What precisely the Secret Service would do with data gathered by this secretive technology is another story. Given controversial attitudes and concerns over invasions of privacy, it’s unlikely the Service would hand over reams of data to aid in the mass arrests and prosecutions of Capitol rioters. It’s more likely agents with the protective intelligence mission and the National Threat Assessment Center would use any collected data for intelligence purposes.
That said, there’s plenty of legal grounds for the Service to share incriminating information, such as text messages or emails from perpetrators’ cell phones, with the FBI — particularly anything incriminating picked up by secretive technologies that would relate to the murder of Officer Sicknick or the identity of the person who placed pipe bombs around the Capitol grounds.
Ultimately, the use of any information gained by cell-site simulators that may have been in place during the Capitol riots would be examined under the precedent if it “shocks the conscience” — a legal standard denoting actions that are perceived as manifestly and grossly unjust.

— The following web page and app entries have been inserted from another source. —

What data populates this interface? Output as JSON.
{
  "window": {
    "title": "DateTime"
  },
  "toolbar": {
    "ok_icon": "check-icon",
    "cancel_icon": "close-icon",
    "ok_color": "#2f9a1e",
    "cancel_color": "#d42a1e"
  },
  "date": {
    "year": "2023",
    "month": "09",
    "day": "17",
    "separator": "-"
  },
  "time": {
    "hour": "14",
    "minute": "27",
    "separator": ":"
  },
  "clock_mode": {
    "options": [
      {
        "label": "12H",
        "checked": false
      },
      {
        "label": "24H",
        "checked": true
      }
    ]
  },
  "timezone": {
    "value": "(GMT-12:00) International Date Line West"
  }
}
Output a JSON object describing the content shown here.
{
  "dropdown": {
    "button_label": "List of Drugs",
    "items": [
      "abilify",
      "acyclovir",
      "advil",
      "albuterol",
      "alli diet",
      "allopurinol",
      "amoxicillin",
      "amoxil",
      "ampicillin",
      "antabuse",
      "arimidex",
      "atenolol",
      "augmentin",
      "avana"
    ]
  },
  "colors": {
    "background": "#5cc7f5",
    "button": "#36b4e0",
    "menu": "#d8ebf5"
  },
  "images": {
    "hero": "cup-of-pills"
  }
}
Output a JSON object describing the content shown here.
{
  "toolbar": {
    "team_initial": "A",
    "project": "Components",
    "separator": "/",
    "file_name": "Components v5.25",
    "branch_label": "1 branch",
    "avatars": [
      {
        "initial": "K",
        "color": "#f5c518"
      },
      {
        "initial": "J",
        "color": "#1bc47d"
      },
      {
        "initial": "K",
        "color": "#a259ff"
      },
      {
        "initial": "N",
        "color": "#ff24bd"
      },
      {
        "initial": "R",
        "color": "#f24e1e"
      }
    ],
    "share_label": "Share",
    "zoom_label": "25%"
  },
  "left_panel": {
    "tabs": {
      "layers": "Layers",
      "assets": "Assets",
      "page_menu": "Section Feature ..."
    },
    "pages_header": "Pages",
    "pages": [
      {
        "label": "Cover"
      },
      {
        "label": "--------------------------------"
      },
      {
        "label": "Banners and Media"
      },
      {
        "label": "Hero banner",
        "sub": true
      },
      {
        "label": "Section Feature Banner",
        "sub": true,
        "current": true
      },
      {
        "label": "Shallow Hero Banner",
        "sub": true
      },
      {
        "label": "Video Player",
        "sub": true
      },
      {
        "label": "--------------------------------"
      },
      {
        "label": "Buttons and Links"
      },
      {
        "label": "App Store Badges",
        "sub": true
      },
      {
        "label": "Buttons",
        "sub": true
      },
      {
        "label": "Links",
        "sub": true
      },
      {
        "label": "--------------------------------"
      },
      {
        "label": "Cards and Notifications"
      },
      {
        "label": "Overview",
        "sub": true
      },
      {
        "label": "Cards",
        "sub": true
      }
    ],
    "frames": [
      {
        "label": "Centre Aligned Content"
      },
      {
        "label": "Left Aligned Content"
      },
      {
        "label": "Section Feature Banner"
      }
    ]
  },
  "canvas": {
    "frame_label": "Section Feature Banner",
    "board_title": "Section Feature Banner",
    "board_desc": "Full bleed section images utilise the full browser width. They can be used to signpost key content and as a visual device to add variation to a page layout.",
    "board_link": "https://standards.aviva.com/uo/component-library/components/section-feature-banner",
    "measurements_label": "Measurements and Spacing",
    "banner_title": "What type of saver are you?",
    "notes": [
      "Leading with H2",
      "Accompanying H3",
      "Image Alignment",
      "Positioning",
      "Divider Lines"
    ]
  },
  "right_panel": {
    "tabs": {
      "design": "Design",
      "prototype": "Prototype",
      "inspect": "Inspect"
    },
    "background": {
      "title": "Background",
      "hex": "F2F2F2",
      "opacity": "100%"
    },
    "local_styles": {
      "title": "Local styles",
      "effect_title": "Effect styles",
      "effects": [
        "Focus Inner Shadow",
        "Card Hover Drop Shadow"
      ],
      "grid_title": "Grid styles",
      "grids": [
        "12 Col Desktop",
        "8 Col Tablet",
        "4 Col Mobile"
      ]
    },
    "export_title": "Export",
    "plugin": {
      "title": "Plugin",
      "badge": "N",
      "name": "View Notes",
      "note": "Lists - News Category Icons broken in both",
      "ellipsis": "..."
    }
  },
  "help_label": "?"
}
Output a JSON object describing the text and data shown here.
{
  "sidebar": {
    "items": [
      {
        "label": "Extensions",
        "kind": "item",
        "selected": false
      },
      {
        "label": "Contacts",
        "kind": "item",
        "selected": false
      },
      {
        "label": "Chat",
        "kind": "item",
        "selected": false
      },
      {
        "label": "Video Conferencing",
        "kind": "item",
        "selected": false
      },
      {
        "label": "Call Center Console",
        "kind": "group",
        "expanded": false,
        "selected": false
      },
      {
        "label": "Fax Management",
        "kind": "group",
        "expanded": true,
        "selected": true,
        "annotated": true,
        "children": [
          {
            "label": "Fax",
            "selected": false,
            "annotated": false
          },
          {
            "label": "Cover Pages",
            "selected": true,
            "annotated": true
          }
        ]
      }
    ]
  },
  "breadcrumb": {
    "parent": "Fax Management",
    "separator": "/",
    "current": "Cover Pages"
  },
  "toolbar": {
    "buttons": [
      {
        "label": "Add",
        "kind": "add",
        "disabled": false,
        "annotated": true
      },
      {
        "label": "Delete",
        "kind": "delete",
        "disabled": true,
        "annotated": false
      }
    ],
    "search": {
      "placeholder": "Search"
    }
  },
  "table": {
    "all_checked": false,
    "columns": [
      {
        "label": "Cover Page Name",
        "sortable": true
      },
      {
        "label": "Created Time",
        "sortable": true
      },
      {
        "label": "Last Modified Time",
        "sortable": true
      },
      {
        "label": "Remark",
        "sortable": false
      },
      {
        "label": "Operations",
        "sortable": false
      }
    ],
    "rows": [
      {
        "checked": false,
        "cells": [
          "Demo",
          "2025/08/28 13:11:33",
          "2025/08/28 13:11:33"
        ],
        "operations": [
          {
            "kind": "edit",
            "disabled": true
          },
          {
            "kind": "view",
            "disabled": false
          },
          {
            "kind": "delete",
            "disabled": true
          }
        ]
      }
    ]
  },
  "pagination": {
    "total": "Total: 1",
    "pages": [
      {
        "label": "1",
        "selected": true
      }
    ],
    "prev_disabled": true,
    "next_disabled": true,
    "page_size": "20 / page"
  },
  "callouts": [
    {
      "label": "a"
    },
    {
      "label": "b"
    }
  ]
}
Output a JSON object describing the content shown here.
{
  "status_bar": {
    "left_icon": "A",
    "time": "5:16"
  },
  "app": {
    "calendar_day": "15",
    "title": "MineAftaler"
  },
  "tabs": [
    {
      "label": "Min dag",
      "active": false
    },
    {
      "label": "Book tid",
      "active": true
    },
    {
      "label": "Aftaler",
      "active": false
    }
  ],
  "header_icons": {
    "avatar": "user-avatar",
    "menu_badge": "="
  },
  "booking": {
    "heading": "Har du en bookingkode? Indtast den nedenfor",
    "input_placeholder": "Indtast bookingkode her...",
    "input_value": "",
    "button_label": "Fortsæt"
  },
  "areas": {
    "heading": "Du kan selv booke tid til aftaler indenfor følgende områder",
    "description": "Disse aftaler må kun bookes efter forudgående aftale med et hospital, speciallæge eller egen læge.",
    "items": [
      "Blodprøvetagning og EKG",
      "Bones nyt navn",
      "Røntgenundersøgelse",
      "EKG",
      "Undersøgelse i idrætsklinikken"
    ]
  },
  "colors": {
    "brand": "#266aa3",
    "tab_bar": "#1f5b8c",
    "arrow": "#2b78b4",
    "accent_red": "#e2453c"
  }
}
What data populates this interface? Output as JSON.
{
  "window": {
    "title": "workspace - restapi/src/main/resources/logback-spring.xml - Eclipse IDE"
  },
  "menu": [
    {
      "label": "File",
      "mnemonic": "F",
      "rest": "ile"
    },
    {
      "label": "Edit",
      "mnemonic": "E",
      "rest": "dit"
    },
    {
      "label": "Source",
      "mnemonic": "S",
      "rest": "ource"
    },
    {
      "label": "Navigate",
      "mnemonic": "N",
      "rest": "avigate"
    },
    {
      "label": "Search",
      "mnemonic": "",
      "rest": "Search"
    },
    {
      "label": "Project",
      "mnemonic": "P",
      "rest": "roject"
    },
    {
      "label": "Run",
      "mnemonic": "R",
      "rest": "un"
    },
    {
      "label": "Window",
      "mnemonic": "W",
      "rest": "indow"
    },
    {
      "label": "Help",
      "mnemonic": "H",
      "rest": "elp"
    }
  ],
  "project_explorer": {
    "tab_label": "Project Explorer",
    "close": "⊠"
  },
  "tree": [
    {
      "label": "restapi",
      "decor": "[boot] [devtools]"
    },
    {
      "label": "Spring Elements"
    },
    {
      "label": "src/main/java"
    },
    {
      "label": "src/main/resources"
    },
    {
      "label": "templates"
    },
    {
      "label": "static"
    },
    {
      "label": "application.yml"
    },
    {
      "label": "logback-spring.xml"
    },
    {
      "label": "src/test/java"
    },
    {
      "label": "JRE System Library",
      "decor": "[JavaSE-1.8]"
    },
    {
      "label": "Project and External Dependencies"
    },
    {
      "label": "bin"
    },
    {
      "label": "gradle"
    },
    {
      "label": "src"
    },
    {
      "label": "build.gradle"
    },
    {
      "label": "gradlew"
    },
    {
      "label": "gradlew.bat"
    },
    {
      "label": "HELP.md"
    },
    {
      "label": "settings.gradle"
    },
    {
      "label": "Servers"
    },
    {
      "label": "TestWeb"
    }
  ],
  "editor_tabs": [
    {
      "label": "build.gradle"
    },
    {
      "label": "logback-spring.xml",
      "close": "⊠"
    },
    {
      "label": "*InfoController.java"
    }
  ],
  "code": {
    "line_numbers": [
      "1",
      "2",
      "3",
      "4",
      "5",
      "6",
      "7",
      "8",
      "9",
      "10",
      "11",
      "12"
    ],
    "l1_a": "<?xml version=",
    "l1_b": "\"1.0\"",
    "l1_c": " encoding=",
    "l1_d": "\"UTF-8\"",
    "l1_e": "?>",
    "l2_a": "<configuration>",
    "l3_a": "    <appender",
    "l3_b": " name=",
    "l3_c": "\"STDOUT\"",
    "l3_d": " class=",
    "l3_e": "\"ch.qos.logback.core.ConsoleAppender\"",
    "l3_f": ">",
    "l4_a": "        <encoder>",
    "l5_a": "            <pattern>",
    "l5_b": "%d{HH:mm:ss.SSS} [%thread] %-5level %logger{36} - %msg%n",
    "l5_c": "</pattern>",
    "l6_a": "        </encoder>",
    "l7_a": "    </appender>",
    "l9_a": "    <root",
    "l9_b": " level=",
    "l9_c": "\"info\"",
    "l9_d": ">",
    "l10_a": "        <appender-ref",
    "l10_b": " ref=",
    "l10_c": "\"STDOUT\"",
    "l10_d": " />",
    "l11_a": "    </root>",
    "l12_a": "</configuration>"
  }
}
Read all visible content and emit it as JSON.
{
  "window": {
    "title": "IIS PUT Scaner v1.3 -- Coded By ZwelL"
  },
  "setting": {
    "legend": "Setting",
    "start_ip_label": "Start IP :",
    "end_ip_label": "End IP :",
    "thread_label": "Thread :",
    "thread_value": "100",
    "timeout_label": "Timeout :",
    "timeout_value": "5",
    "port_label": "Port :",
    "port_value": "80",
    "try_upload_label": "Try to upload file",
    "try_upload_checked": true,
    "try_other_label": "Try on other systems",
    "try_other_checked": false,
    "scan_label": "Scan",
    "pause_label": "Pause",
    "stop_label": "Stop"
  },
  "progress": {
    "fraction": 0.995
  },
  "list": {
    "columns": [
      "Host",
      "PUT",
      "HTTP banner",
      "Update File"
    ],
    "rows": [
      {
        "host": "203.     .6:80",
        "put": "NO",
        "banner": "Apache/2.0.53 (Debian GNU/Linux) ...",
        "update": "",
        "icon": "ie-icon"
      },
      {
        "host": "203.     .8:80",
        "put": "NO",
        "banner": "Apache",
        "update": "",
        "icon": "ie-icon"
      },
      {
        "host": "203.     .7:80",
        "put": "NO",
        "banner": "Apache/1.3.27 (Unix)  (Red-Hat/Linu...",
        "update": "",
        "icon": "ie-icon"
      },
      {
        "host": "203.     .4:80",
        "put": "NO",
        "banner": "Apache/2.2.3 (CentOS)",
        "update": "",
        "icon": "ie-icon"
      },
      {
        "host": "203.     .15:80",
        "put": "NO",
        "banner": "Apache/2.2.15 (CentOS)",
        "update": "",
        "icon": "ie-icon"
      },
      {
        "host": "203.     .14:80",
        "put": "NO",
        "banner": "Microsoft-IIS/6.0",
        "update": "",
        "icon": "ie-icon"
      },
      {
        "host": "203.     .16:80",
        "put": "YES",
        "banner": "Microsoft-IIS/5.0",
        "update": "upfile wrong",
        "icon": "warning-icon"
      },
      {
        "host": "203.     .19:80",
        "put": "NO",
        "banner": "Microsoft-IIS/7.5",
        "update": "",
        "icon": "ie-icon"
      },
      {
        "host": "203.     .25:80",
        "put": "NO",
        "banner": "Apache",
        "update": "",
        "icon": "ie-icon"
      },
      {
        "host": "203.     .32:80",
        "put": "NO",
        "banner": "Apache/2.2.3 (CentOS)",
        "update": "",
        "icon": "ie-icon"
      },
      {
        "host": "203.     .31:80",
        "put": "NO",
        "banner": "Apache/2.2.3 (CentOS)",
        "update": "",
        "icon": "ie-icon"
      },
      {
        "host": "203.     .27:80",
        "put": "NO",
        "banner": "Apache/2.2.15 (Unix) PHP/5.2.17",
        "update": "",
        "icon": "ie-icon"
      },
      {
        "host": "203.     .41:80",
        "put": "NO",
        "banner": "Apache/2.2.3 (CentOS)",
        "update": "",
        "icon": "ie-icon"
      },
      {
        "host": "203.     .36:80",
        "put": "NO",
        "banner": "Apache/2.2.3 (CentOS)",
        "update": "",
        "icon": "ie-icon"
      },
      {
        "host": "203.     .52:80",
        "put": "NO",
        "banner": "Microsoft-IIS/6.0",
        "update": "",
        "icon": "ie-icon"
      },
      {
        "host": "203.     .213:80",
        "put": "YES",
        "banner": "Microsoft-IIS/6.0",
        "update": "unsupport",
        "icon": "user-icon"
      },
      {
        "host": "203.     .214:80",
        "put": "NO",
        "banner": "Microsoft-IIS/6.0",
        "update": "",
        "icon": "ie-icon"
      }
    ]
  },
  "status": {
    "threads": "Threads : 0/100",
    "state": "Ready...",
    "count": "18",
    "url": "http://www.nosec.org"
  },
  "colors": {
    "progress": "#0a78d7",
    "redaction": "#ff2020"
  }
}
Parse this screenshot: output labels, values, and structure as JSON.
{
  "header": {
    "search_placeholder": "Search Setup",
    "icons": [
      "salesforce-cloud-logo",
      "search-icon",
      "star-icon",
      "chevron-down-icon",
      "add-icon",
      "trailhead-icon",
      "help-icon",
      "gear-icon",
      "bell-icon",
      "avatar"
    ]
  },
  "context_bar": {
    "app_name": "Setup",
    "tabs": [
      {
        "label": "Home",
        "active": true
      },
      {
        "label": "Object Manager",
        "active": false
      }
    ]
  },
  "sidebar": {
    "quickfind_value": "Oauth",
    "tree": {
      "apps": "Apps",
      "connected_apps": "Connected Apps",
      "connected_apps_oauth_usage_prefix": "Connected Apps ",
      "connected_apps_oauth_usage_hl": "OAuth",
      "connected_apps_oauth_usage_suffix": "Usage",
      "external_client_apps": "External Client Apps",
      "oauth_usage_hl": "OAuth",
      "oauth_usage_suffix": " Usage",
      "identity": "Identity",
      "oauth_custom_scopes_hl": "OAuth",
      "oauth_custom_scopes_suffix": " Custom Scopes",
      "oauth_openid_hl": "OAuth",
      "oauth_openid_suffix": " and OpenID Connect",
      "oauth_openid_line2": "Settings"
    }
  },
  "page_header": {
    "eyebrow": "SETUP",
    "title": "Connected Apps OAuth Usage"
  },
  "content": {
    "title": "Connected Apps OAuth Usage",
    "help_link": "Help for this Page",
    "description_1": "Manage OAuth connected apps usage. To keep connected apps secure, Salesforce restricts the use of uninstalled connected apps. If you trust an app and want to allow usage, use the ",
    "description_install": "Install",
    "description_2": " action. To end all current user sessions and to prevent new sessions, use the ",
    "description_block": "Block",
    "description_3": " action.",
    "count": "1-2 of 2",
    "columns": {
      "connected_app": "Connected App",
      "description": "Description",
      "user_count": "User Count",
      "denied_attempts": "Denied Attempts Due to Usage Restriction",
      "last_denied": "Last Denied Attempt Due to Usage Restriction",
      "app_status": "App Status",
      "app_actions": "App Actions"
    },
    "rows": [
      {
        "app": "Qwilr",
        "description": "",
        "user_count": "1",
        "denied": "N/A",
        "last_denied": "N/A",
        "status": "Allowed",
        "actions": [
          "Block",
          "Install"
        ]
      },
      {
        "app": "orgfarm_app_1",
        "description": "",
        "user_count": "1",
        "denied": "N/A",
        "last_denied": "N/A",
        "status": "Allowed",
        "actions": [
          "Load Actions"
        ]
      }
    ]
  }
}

Given that varying polls suggest 88%–90% of all Americans consider the actions at the Capitol to be appallingly criminal, it’s unlikely many “consciences” would be “shocked” if law enforcement employed any and all tools at their disposal to hold perpetrators accountable. It’s equally unlikely that most would consider the application of covert surveillance in this instance as being an invasion of privacy.
Essentially, if the government is spying on private citizens in their day-to-day lives, this would be a gross violation of civil liberties, and illegal. If private citizens willingly and unlawfully encroach on federal property in a violent uprising against democracy, then as the saying goes, “All’s fair in love and war.”
The Secret Service did not respond to questions when asked about the use of cell-site simulators or how this technology could aid investigations into the Capitol events.
Instead, regarding the upcoming inauguration, the Secret Service said, “The inauguration of the President of the United States is a foundational element of our democracy. The safety and security of all those participating in the 59th Presidential Inauguration is of the utmost importance. For well over a year, the U.S. Secret Service, along with our NSSE partners, has been working tirelessly to anticipate and prepare for all possible contingencies at every level to ensure a safe and secure Inauguration Day.”